I have a picture of myself taken on Cape Cod in the summer of 1984, in the backyard of Aunt M's house in Brewster, when we were visiting my cousins. AtlanticMo and her sisters were fascinated to discover that I'd never worn eye shadow or mascara, and didn't know how to apply them. So they made me up, with blue eye shadow (1984, remember?) and raccoon-style eyeliner, curled lashes and mascara. In the picture, I'm holding my cousin C, who's nearly two, and smiling shyly, showing my braces. I remember seeing this picture and thinking it was dangerous. It seemed important never to let anyone see me like that.
It's not a dangerous picture, of course: it shows a dark-haired thirteen-year-old in '80s-style glasses, wearing too much makeup, a little shy and awkward, wearing a plaid flannel shirt and hefting a curly-haired toddler. In the picture, I look like exactly who I am, or who I was at the time. And, looking back, I realize what I should have done. I should have let Mo and the others, who were fond of their eccentric rural cousins, teach me how to make myself up. I should have taken them up more often on trips to the mall and pizza at Sbarro's (Coming from such a small town, it had never occurred to me that you could go to the mall, or to a restaurant, without your parents). They were willing to make room for me in their normality: I should have let them.
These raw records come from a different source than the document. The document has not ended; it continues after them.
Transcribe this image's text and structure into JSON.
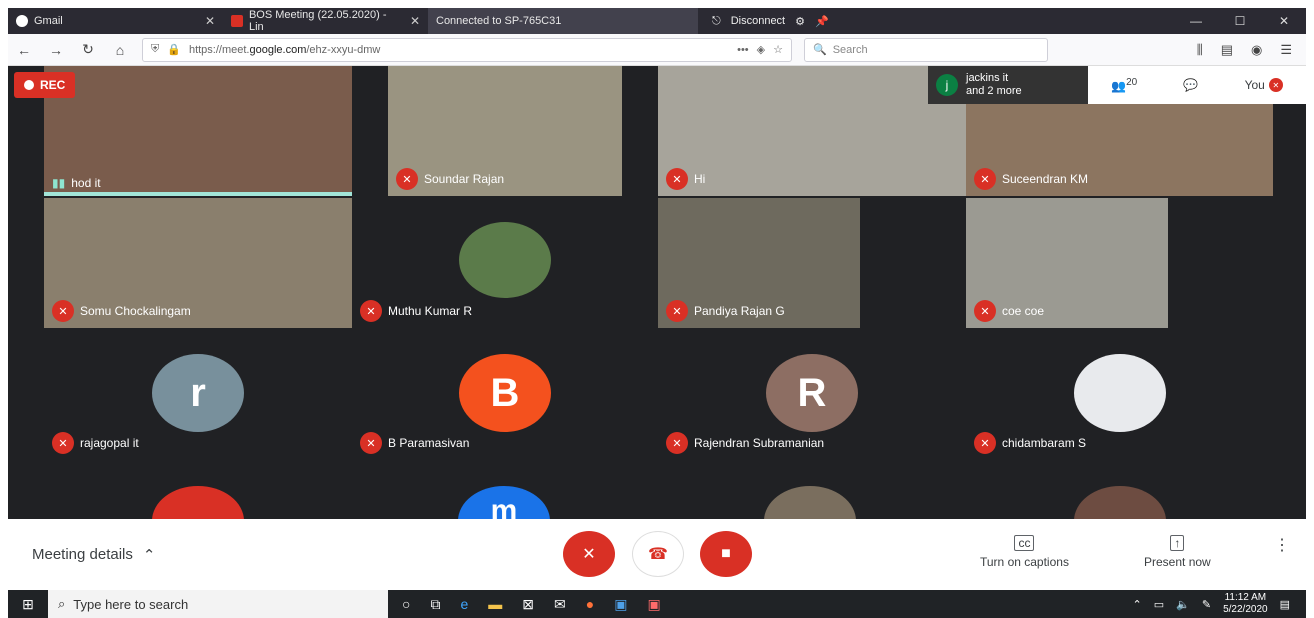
{
  "browser": {
    "tabs": [
      {
        "label": "Gmail",
        "close": "✕"
      },
      {
        "label": "BOS Meeting (22.05.2020) - Lin",
        "close": "✕"
      },
      {
        "label": "Connected to SP-765C31"
      }
    ],
    "tab_mid": {
      "disconnect_label": "Disconnect"
    },
    "window_controls": [
      "—",
      "☐",
      "✕"
    ],
    "url_prefix": "https://meet.",
    "url_domain": "google.com",
    "url_path": "/ehz-xxyu-dmw",
    "url_dots": "•••",
    "search_placeholder": "Search",
    "nav": {
      "back": "←",
      "forward": "→",
      "reload": "↻",
      "home": "⌂"
    }
  },
  "meet": {
    "rec_label": "REC",
    "top_panel": {
      "jackins_initial": "j",
      "jackins_name": "jackins it",
      "jackins_more": "and 2 more",
      "participant_count": "20",
      "you_label": "You"
    },
    "tiles": [
      {
        "name": "hod it"
      },
      {
        "name": "Soundar Rajan"
      },
      {
        "name": "Hi"
      },
      {
        "name": "Suceendran KM"
      },
      {
        "name": "Somu Chockalingam"
      },
      {
        "name": "Muthu Kumar R"
      },
      {
        "name": "Pandiya Rajan G"
      },
      {
        "name": "coe coe"
      },
      {
        "name": "rajagopal it",
        "initial": "r"
      },
      {
        "name": "B Paramasivan",
        "initial": "B"
      },
      {
        "name": "Rajendran Subramanian",
        "initial": "R"
      },
      {
        "name": "chidambaram S"
      }
    ],
    "partial_initial": "m"
  },
  "controls": {
    "meeting_details": "Meeting details",
    "captions": "Turn on captions",
    "present": "Present now",
    "more": "⋮"
  },
  "taskbar": {
    "search_placeholder": "Type here to search",
    "time": "11:12 AM",
    "date": "5/22/2020"
  },
  "colors": {
    "red": "#d93025",
    "meet_bg": "#202124",
    "avatar_r": "#78909c",
    "avatar_B": "#f4511e",
    "avatar_R": "#8d6e63"
  }
}
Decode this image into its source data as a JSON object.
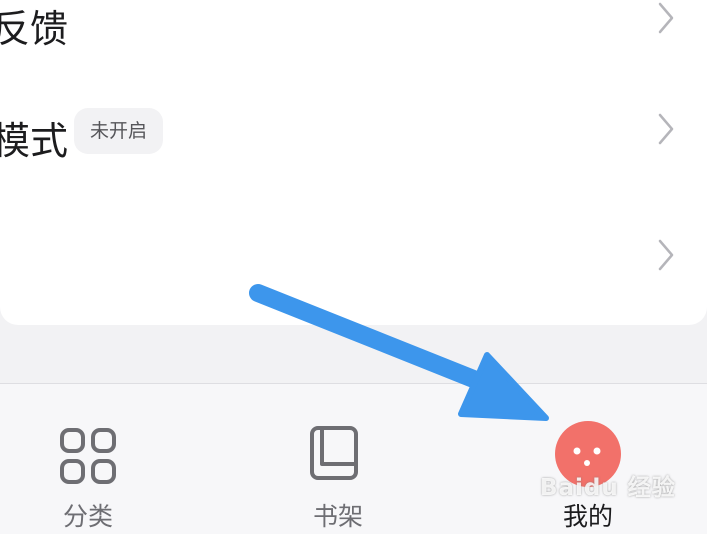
{
  "settings": {
    "rows": [
      {
        "label": "反馈"
      },
      {
        "label": "模式",
        "badge": "未开启"
      },
      {
        "label": ""
      }
    ]
  },
  "bottom_nav": {
    "items": [
      {
        "label": "分类",
        "icon": "grid-icon"
      },
      {
        "label": "书架",
        "icon": "bookshelf-icon"
      },
      {
        "label": "我的",
        "icon": "avatar-icon",
        "active": true
      }
    ]
  },
  "watermark": {
    "text": "Baidu 经验"
  },
  "colors": {
    "arrow": "#3d96ec",
    "avatar": "#f2716a",
    "active_text": "#1c1c1e",
    "inactive_text": "#6e6e73"
  }
}
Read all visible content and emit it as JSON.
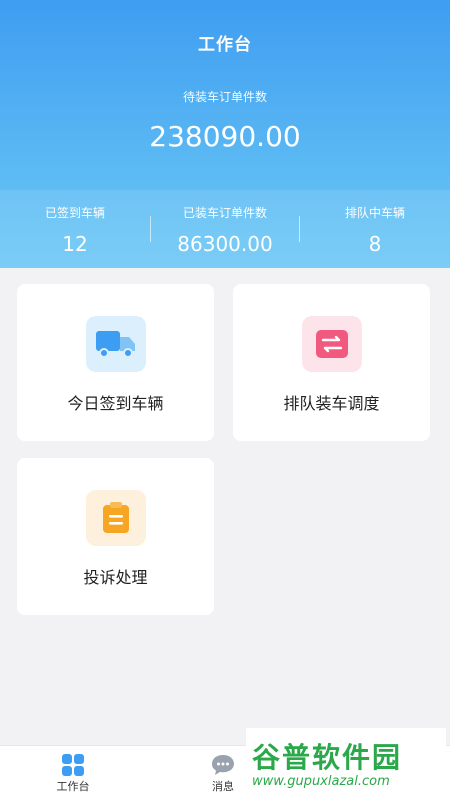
{
  "header": {
    "title": "工作台",
    "pending_label": "待装车订单件数",
    "pending_value": "238090.00"
  },
  "stats": [
    {
      "label": "已签到车辆",
      "value": "12"
    },
    {
      "label": "已装车订单件数",
      "value": "86300.00"
    },
    {
      "label": "排队中车辆",
      "value": "8"
    }
  ],
  "cards": [
    {
      "label": "今日签到车辆",
      "icon": "truck-icon"
    },
    {
      "label": "排队装车调度",
      "icon": "swap-icon"
    },
    {
      "label": "投诉处理",
      "icon": "clipboard-icon"
    }
  ],
  "tabbar": {
    "items": [
      {
        "label": "工作台",
        "icon": "grid-icon"
      },
      {
        "label": "消息",
        "icon": "chat-icon"
      }
    ]
  },
  "watermark": {
    "title": "谷普软件园",
    "url": "www.gupuxlazal.com"
  },
  "colors": {
    "header_top": "#3f9df2",
    "header_bottom": "#6cc8f5",
    "truck_bg": "#dceffc",
    "truck": "#3d9df2",
    "swap_bg": "#fde3ea",
    "swap": "#f2597f",
    "clipboard_bg": "#fdf0dc",
    "clipboard": "#f6a623",
    "watermark_green": "#2aa84a"
  }
}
Which brings us back to the feminist angle: because although of course there is a feminist argument to be made against cosmetics and body modification, against changing ourselves to please others, there is also a feminist argument in favor of doing what pleases us with our bodies. And at this point in time, I think the argument for pleasing myself has more power than the argument for letting the gray hairs fly free, as it were. It's not that I don't like the gray; it's striking, interesting even. It's that under all the other reasons for not coloring my hair before this (laziness, thrift, feminism), the voice that says this isn't for you: other women can do it, but you stay away is still hiding. And I'd like to give it the metaphorical finger.
What if I hate it?
It's only hair, right?